– Any contract between the federal government and an employer or any grant of financial assistance from the federal government to an employer that requires drug testing of prospective employees as a condition of receiving the contract or grant; or
– Any applicant whose prospective employer is a party to a valid collective bargaining agreement that specifically addresses the pre-employment drug testing of such applicants
Philadelphia employers should watch for the regulations to be implemented by the agency with enforcement responsibility concerning the types of jobs that “could significantly impact the health or safety of other employees or members of the public.” In addition, employers should review their drug and alcohol testing policies and be ready to make any required changes prior to January 1, 2022.

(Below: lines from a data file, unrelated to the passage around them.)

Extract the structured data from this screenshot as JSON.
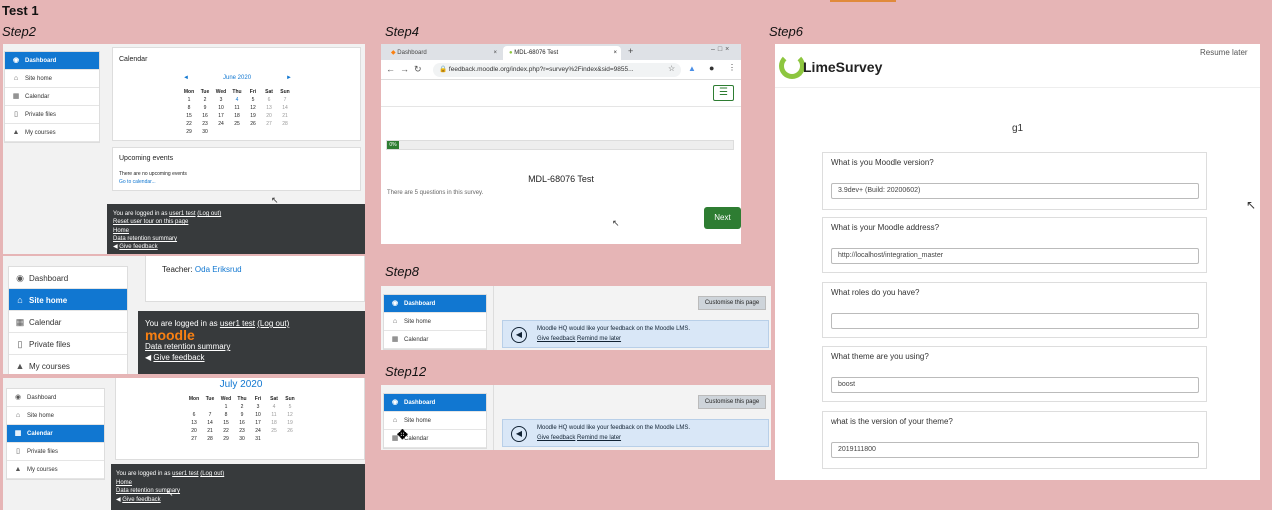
{
  "page": {
    "title": "Test 1"
  },
  "step_labels": {
    "step2": "Step2",
    "step4": "Step4",
    "step6": "Step6",
    "step8": "Step8",
    "step12": "Step12"
  },
  "step2": {
    "sidebar": [
      "Dashboard",
      "Site home",
      "Calendar",
      "Private files",
      "My courses"
    ],
    "calendar": {
      "heading": "Calendar",
      "month": "June 2020",
      "days": [
        "Mon",
        "Tue",
        "Wed",
        "Thu",
        "Fri",
        "Sat",
        "Sun"
      ],
      "weeks": [
        [
          "1",
          "2",
          "3",
          "4",
          "5",
          "6",
          "7"
        ],
        [
          "8",
          "9",
          "10",
          "11",
          "12",
          "13",
          "14"
        ],
        [
          "15",
          "16",
          "17",
          "18",
          "19",
          "20",
          "21"
        ],
        [
          "22",
          "23",
          "24",
          "25",
          "26",
          "27",
          "28"
        ],
        [
          "29",
          "30",
          "",
          "",
          "",
          "",
          ""
        ]
      ]
    },
    "upcoming": {
      "heading": "Upcoming events",
      "none": "There are no upcoming events",
      "link": "Go to calendar..."
    },
    "footer": {
      "logged_prefix": "You are logged in as",
      "user": "user1 test",
      "logout": "(Log out)",
      "reset": "Reset user tour on this page",
      "home": "Home",
      "retention": "Data retention summary",
      "feedback": "Give feedback"
    }
  },
  "panel_b": {
    "sidebar": [
      "Dashboard",
      "Site home",
      "Calendar",
      "Private files",
      "My courses"
    ],
    "teacher_label": "Teacher:",
    "teacher_name": "Oda Eriksrud",
    "footer": {
      "logged_prefix": "You are logged in as",
      "user": "user1 test",
      "logout": "(Log out)",
      "logo": "moodle",
      "retention": "Data retention summary",
      "feedback": "Give feedback"
    }
  },
  "panel_c": {
    "sidebar": [
      "Dashboard",
      "Site home",
      "Calendar",
      "Private files",
      "My courses"
    ],
    "month": "July 2020",
    "days": [
      "Mon",
      "Tue",
      "Wed",
      "Thu",
      "Fri",
      "Sat",
      "Sun"
    ],
    "weeks": [
      [
        "",
        "",
        "1",
        "2",
        "3",
        "4",
        "5"
      ],
      [
        "6",
        "7",
        "8",
        "9",
        "10",
        "11",
        "12"
      ],
      [
        "13",
        "14",
        "15",
        "16",
        "17",
        "18",
        "19"
      ],
      [
        "20",
        "21",
        "22",
        "23",
        "24",
        "25",
        "26"
      ],
      [
        "27",
        "28",
        "29",
        "30",
        "31",
        "",
        ""
      ]
    ],
    "footer": {
      "logged_prefix": "You are logged in as",
      "user": "user1 test",
      "logout": "(Log out)",
      "home": "Home",
      "retention": "Data retention summary",
      "feedback": "Give feedback"
    }
  },
  "step4": {
    "tabs": [
      "Dashboard",
      "MDL-68076 Test"
    ],
    "url": "feedback.moodle.org/index.php?r=survey%2Findex&sid=9855...",
    "progress": "0%",
    "survey_title": "MDL-68076 Test",
    "survey_desc": "There are 5 questions in this survey.",
    "next": "Next"
  },
  "step6": {
    "resume": "Resume later",
    "brand": "LimeSurvey",
    "group": "g1",
    "questions": [
      {
        "q": "What is you Moodle version?",
        "a": "3.9dev+ (Build: 20200602)"
      },
      {
        "q": "What is your Moodle address?",
        "a": "http://localhost/integration_master"
      },
      {
        "q": "What roles do you have?",
        "a": ""
      },
      {
        "q": "What theme are you using?",
        "a": "boost"
      },
      {
        "q": "what is the version of your theme?",
        "a": "2019111800"
      }
    ]
  },
  "step8": {
    "sidebar": [
      "Dashboard",
      "Site home",
      "Calendar"
    ],
    "customise": "Customise this page",
    "notice": "Moodle HQ would like your feedback on the Moodle LMS.",
    "give_feedback": "Give feedback",
    "remind": "Remind me later"
  },
  "step12": {
    "sidebar": [
      "Dashboard",
      "Site home",
      "Calendar"
    ],
    "customise": "Customise this page",
    "notice": "Moodle HQ would like your feedback on the Moodle LMS.",
    "give_feedback": "Give feedback",
    "remind": "Remind me later"
  },
  "colors": {
    "moodle_blue": "#1177d1",
    "moodle_orange": "#f98012",
    "next_green": "#2e7d32",
    "lime_green": "#8dc63f",
    "background": "#e6b5b6"
  }
}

Japan enacts Amendments to the Act on the Protection of Personal Information
The law amending the Act on the Protection of Personal Information was enacted on June 5 by the Japanese government. The new law is expected to take effect either by the end of 2021 or early 2022. Under the current APPI, any prearranged personal data to be erased within six months from the acquisition is not “retained personal data.” However, the amendments removed the six-month qualification, thereby making any personal data “retained personal data” regardless of the data retention period.
Thousands of people whose names matched OFAC’s list of restricted individuals for national security reasons were flagged as a “potential match” in their credit files that were readily available to their creditors and potential employers by TransUnion, one of the renowned credit reporting companies. One of the victims, Sergio Ramirez, sued TransUnion on behalf of a class of similarly affected individuals, and the jury found that TransUnion violated multiple consumer protection norms of the Fair Credit Reporting Act (FCRA). TransUnion argued that many of the plaintiffs did not suffer any “concrete” injury that gives them the standing to sue under Article III of the U.S. Constitution in order to overturn the jury’s damages award.